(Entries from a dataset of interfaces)
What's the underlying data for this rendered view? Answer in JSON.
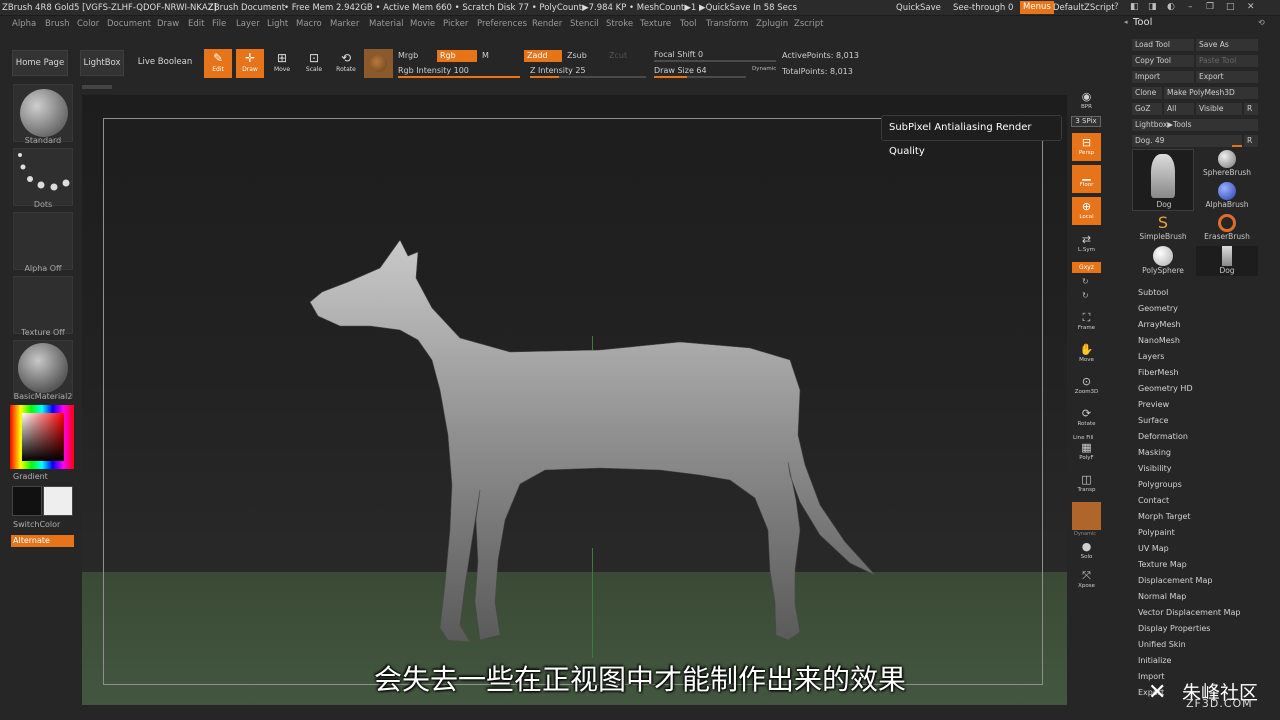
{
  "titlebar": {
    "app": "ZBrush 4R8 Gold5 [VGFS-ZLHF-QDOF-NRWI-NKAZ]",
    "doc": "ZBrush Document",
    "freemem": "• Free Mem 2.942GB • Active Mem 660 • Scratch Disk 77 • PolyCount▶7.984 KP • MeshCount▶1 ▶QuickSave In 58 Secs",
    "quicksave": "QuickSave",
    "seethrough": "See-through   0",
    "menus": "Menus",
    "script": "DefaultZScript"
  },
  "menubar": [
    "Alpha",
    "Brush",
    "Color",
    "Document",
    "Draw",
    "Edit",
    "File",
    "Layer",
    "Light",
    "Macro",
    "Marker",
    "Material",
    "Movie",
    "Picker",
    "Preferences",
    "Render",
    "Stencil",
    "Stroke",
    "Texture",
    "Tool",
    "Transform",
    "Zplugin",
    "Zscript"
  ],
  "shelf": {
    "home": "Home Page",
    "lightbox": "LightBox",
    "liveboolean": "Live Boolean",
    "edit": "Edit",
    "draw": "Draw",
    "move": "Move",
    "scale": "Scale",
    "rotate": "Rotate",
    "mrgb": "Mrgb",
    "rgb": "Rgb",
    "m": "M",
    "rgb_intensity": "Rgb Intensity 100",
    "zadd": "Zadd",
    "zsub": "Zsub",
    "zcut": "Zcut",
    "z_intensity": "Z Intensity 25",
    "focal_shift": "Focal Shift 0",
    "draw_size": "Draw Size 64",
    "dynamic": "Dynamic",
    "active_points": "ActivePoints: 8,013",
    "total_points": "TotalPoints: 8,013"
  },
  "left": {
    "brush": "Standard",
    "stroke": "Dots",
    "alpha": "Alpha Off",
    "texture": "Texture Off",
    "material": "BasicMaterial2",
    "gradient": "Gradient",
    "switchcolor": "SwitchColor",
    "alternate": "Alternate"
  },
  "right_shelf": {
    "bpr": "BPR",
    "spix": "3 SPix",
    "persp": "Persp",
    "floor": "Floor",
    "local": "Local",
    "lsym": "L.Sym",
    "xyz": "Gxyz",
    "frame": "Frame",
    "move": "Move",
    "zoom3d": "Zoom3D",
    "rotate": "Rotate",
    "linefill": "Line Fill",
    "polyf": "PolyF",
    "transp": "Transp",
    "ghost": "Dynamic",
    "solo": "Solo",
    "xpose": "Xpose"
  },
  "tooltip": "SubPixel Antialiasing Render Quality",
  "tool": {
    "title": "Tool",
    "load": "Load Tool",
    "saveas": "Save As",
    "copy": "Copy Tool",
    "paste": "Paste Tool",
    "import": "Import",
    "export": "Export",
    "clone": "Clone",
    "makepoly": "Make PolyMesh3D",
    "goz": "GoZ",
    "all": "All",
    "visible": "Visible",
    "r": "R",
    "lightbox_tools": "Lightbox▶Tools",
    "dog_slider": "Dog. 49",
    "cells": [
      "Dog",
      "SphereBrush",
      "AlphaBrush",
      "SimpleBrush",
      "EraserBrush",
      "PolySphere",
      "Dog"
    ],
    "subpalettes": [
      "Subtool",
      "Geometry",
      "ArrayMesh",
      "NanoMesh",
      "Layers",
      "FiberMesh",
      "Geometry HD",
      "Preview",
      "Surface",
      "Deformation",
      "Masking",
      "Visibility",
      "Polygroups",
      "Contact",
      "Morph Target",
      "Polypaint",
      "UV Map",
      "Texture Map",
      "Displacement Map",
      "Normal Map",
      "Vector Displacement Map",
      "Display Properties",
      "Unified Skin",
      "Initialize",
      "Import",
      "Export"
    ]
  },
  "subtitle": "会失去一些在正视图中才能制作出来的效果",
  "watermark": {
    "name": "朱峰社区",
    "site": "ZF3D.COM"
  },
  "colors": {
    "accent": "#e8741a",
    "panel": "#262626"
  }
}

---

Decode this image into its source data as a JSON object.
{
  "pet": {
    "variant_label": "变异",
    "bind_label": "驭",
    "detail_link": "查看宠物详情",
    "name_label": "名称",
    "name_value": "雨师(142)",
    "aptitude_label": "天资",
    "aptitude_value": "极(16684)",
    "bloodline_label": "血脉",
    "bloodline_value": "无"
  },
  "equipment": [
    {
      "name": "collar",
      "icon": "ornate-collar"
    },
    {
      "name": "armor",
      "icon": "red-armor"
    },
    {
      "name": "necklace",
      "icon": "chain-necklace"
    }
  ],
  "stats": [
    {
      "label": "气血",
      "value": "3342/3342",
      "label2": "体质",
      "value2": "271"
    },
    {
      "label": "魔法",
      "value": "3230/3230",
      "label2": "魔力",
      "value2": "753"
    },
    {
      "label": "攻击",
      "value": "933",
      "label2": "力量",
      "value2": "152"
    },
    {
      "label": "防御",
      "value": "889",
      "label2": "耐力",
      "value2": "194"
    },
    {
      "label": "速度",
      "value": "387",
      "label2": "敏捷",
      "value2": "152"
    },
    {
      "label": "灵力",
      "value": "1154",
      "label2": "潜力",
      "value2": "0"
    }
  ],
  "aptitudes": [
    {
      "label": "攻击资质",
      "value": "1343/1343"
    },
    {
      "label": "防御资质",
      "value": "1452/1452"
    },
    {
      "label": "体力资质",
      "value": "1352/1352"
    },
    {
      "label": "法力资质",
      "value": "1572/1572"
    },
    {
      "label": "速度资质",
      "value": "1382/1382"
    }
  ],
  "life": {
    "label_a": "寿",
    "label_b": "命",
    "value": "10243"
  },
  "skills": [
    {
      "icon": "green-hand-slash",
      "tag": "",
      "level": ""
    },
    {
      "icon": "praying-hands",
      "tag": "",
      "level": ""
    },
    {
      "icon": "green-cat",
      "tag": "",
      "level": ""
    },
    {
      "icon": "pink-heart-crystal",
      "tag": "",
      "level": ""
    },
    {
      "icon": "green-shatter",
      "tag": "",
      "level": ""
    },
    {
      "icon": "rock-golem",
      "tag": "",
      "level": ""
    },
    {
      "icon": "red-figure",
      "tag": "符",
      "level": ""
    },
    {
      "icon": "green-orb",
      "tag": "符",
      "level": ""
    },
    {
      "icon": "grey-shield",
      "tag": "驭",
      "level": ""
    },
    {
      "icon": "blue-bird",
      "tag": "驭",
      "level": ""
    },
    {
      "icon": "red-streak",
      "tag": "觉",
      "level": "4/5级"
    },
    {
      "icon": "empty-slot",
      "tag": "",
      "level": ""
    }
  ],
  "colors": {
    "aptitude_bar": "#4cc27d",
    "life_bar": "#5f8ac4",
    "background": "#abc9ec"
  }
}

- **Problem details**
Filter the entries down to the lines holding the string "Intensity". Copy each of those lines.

- **Solution for this task**
    "rgb_intensity": "Rgb Intensity 100",
    "z_intensity": "Z Intensity 25",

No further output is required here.